Seventeen patients who had MQTFL reconstruction alone (no tibial tubercle transfer) for recurrent patella instability were contacted 1 year or more after surgery. All were stable without recurrence of patella instability. Nine of these patients had undergone MQTFL reconstruction more than 2 years earlier. One patient complained of clicking related to an articular lesion, and 2 patients had ongoing mild discomfort related to patella chondral damage. One patient had been ranked number 2 in the United States in vaulting subsequent to MQTFL reconstruction.
In patients with lateral patella tracking, we correct alignment/tracking of the patella before or at the time of MQTFL reconstruction (usually with medial or anteromedial tibial tubercle transfer).
Patella fracture is a serious complication of MPFL reconstruction. Therefore reconstruction of the MQTFL is a prudent alternative to MPFL reconstruction in patients with recurrent patella instability needing restoration of medial retinacular support.
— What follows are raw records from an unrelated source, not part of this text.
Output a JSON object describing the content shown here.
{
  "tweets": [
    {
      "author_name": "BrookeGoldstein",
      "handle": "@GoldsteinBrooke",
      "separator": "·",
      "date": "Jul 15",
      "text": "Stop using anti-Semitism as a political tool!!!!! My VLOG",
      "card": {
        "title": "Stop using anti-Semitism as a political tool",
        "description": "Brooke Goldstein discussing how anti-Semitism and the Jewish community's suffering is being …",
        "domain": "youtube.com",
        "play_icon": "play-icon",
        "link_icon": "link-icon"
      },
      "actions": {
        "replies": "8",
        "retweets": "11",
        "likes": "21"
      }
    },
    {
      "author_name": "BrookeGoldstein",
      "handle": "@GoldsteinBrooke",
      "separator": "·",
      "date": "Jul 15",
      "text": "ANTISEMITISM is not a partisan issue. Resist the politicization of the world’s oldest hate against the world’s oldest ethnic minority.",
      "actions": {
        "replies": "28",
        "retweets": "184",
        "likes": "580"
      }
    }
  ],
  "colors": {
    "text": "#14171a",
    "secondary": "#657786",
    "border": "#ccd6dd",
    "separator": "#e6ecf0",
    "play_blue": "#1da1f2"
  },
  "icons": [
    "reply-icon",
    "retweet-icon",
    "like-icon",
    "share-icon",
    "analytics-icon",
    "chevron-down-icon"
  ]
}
This anatomic approach has the distinct advantage of ensuring precise location of the femoral fixation site, whereas radiographic localization carries the risk of inadvertent malpositioning of the graft depending on minor shifts of the imaging device or anatomic variations (Table 1). Our anatomic approach also reduces the risk of patella fracture essentially to nil—a major advantage in view of the recent reports of patella fracture from several centers. We are seeing comparable stability results to MPFL reconstruction and therefore no longer attach grafts to the patella itself. MQTFL reconstruction is anatomically correct and effective.
Table 1Tips, Pearls, Contraindications, and Pitfalls
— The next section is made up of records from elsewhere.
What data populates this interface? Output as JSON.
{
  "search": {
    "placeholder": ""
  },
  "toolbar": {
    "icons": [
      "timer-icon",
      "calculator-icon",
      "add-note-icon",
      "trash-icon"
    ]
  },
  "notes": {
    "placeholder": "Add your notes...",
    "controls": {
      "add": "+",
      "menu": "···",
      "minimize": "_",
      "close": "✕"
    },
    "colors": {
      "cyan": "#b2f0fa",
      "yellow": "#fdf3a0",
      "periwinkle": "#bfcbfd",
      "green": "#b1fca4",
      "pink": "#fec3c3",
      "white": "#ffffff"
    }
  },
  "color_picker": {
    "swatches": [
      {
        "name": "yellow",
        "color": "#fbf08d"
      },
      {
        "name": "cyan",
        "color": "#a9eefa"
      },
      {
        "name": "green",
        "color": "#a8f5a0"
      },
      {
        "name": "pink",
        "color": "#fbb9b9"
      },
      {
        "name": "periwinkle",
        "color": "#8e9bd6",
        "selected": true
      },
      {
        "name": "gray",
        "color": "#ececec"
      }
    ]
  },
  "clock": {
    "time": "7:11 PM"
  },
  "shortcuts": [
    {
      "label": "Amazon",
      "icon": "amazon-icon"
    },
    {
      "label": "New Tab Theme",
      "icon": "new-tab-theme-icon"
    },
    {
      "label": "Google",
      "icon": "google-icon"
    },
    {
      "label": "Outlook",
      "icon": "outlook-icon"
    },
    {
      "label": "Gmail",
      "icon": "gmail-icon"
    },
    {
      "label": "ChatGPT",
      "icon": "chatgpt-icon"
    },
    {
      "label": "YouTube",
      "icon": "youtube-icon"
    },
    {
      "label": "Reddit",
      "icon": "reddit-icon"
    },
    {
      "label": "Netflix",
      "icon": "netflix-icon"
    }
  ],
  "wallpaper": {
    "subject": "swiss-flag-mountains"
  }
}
• Tips and pearls
Palpate the adductor magnus tendon before making the incision, and then make a long enough incision to define the adductor tendon insertion accurately.
Be sure to grasp the entire tendon graft when pulling it under the VMO to avoid stripping the tendon.
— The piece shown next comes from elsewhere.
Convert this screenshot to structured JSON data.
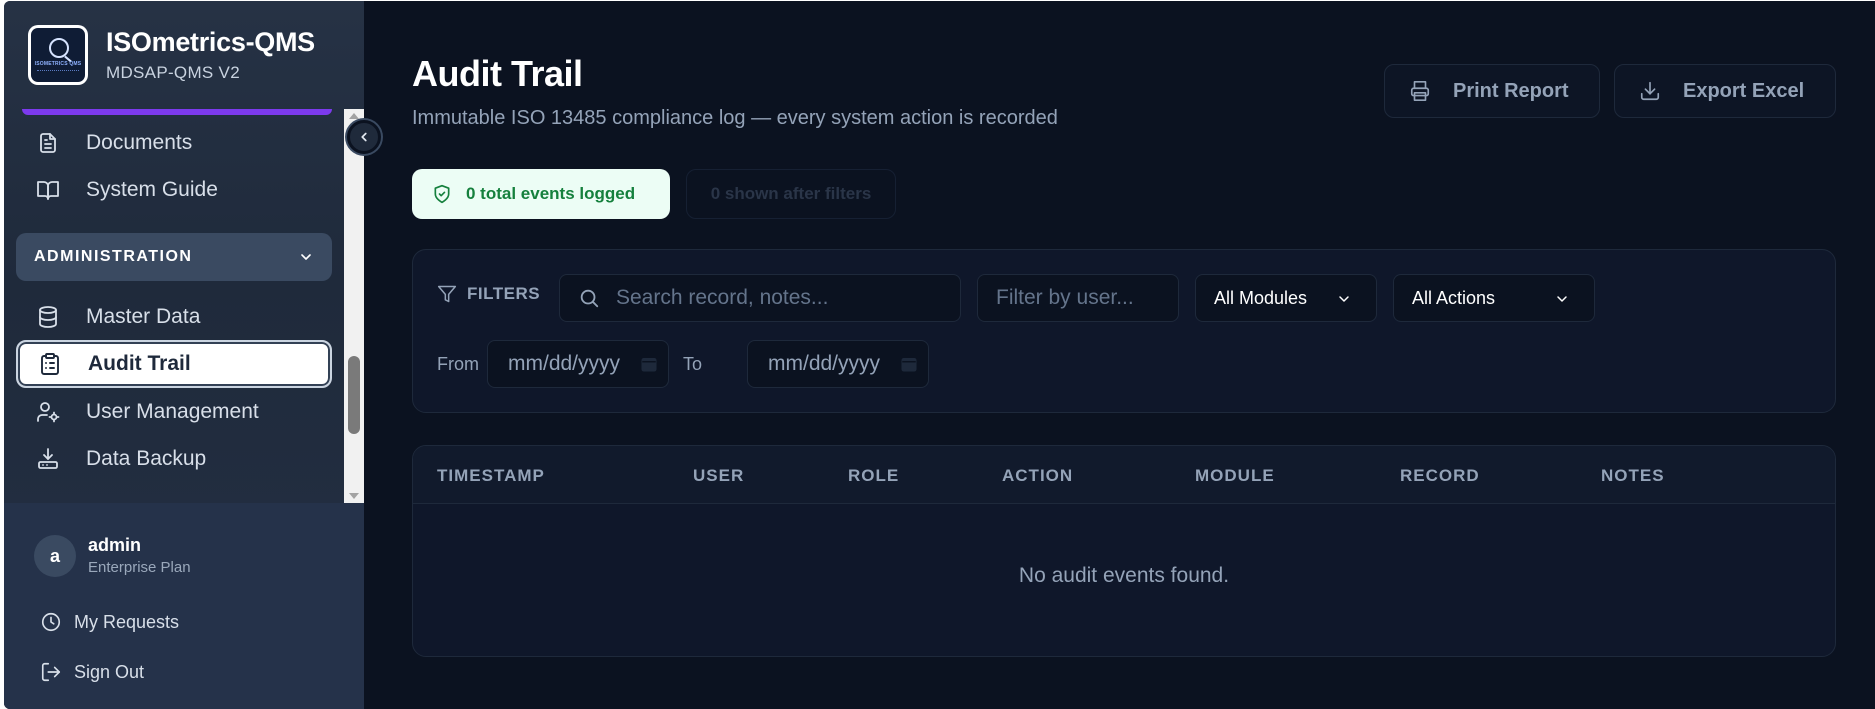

Place a pilot stitch to hold the tendon graft at the desired location and tension in the quadriceps tendon; then, monitor patella tracking arthroscopically to ensure precise graft fixation tension. Check again after all sutures have been placed.
Use anteromedialization of the tibial tubercle to tip up the patella selectively off of a symptomatic distal and/or lateral patella articular lesion.
Use lateral release cautiously and selectively. Do not over-release. Lateral support is important too.
Do not reconstruct the MQTFL or MPFL alone without ensuring balanced tracking of the patella in the femoral trochlea first using tibial tubercle transfer selectively.
MQTFL or MPFL reconstruction alone is more likely to fail in patients with severe trochlea dysplasia or lower extremity dyskinesia.
Inadequate dissection and failure to accurately isolate adductor tendon
Overtensioning graft or pulling patella onto a symptomatic patella articular lesion
Failure to correct underlying malalignment
Excessive lateral release, overtensioning of graft, or excessive tubercle medialization, leading to medial patella subluxation
The authors report the following potential conflict of interest or source of funding in relation to this article: J.P.F. is the President of the Patellofemoral Foundation, which receives undirected funding from Smith and Nephew Endoscopy.